-- Opening Marker --
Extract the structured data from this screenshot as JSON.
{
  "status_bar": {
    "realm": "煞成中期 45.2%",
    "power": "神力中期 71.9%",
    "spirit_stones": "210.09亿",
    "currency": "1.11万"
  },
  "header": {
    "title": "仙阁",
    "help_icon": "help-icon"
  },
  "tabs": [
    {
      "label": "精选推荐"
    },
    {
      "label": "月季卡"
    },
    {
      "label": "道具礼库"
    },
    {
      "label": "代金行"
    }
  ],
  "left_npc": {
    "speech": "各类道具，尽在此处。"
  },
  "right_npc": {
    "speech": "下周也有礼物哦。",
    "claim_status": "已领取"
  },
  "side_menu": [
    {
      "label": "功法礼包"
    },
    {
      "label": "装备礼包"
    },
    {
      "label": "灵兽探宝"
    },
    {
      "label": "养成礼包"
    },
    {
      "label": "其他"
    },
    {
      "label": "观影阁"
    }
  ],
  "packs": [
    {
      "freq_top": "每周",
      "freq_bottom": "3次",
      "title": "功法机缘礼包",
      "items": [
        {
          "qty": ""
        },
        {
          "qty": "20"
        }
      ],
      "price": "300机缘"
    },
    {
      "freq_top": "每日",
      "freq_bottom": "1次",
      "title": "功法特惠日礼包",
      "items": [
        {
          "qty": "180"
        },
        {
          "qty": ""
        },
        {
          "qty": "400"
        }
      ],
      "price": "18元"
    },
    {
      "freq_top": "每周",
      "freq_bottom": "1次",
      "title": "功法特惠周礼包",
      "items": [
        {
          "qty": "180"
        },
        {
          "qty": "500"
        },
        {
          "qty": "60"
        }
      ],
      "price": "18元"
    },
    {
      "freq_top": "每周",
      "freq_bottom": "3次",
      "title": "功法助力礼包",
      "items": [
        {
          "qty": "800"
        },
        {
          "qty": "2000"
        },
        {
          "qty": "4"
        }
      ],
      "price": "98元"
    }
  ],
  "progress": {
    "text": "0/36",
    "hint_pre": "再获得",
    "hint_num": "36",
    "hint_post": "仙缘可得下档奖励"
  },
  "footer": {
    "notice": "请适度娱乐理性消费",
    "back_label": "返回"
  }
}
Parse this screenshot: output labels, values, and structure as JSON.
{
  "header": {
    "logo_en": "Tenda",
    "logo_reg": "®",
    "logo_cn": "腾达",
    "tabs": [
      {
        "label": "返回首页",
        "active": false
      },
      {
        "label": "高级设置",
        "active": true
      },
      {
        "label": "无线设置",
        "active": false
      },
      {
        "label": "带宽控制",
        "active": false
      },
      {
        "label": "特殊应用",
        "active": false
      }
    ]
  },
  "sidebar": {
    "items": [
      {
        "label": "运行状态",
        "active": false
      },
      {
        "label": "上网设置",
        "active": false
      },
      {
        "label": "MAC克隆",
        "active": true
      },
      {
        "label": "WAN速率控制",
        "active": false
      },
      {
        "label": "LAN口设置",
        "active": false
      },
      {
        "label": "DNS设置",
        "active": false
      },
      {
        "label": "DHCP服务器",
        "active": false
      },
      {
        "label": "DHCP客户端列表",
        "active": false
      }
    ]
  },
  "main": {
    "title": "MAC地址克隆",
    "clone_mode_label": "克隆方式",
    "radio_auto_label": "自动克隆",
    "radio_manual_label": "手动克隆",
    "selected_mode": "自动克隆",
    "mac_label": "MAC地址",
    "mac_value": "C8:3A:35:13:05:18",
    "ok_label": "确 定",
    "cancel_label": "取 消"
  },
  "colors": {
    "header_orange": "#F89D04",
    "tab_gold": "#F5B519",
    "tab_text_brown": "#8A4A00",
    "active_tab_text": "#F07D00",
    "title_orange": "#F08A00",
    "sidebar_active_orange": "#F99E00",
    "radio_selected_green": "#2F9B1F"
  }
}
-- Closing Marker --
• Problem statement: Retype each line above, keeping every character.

• Output of the task:
Extract the structured data from this screenshot as JSON.
{
  "status_bar": {
    "realm": "煞成中期 45.2%",
    "power": "神力中期 71.9%",
    "spirit_stones": "210.09亿",
    "currency": "1.11万"
  },
  "header": {
    "title": "仙阁",
    "help_icon": "help-icon"
  },
  "tabs": [
    {
      "label": "精选推荐"
    },
    {
      "label": "月季卡"
    },
    {
      "label": "道具礼库"
    },
    {
      "label": "代金行"
    }
  ],
  "left_npc": {
    "speech": "各类道具，尽在此处。"
  },
  "right_npc": {
    "speech": "下周也有礼物哦。",
    "claim_status": "已领取"
  },
  "side_menu": [
    {
      "label": "功法礼包"
    },
    {
      "label": "装备礼包"
    },
    {
      "label": "灵兽探宝"
    },
    {
      "label": "养成礼包"
    },
    {
      "label": "其他"
    },
    {
      "label": "观影阁"
    }
  ],
  "packs": [
    {
      "freq_top": "每周",
      "freq_bottom": "3次",
      "title": "功法机缘礼包",
      "items": [
        {
          "qty": ""
        },
        {
          "qty": "20"
        }
      ],
      "price": "300机缘"
    },
    {
      "freq_top": "每日",
      "freq_bottom": "1次",
      "title": "功法特惠日礼包",
      "items": [
        {
          "qty": "180"
        },
        {
          "qty": ""
        },
        {
          "qty": "400"
        }
      ],
      "price": "18元"
    },
    {
      "freq_top": "每周",
      "freq_bottom": "1次",
      "title": "功法特惠周礼包",
      "items": [
        {
          "qty": "180"
        },
        {
          "qty": "500"
        },
        {
          "qty": "60"
        }
      ],
      "price": "18元"
    },
    {
      "freq_top": "每周",
      "freq_bottom": "3次",
      "title": "功法助力礼包",
      "items": [
        {
          "qty": "800"
        },
        {
          "qty": "2000"
        },
        {
          "qty": "4"
        }
      ],
      "price": "98元"
    }
  ],
  "progress": {
    "text": "0/36",
    "hint_pre": "再获得",
    "hint_num": "36",
    "hint_post": "仙缘可得下档奖励"
  },
  "footer": {
    "notice": "请适度娱乐理性消费",
    "back_label": "返回"
  }
}
Parse this screenshot: output labels, values, and structure as JSON.
{
  "header": {
    "logo_en": "Tenda",
    "logo_reg": "®",
    "logo_cn": "腾达",
    "tabs": [
      {
        "label": "返回首页",
        "active": false
      },
      {
        "label": "高级设置",
        "active": true
      },
      {
        "label": "无线设置",
        "active": false
      },
      {
        "label": "带宽控制",
        "active": false
      },
      {
        "label": "特殊应用",
        "active": false
      }
    ]
  },
  "sidebar": {
    "items": [
      {
        "label": "运行状态",
        "active": false
      },
      {
        "label": "上网设置",
        "active": false
      },
      {
        "label": "MAC克隆",
        "active": true
      },
      {
        "label": "WAN速率控制",
        "active": false
      },
      {
        "label": "LAN口设置",
        "active": false
      },
      {
        "label": "DNS设置",
        "active": false
      },
      {
        "label": "DHCP服务器",
        "active": false
      },
      {
        "label": "DHCP客户端列表",
        "active": false
      }
    ]
  },
  "main": {
    "title": "MAC地址克隆",
    "clone_mode_label": "克隆方式",
    "radio_auto_label": "自动克隆",
    "radio_manual_label": "手动克隆",
    "selected_mode": "自动克隆",
    "mac_label": "MAC地址",
    "mac_value": "C8:3A:35:13:05:18",
    "ok_label": "确 定",
    "cancel_label": "取 消"
  },
  "colors": {
    "header_orange": "#F89D04",
    "tab_gold": "#F5B519",
    "tab_text_brown": "#8A4A00",
    "active_tab_text": "#F07D00",
    "title_orange": "#F08A00",
    "sidebar_active_orange": "#F99E00",
    "radio_selected_green": "#2F9B1F"
  }
}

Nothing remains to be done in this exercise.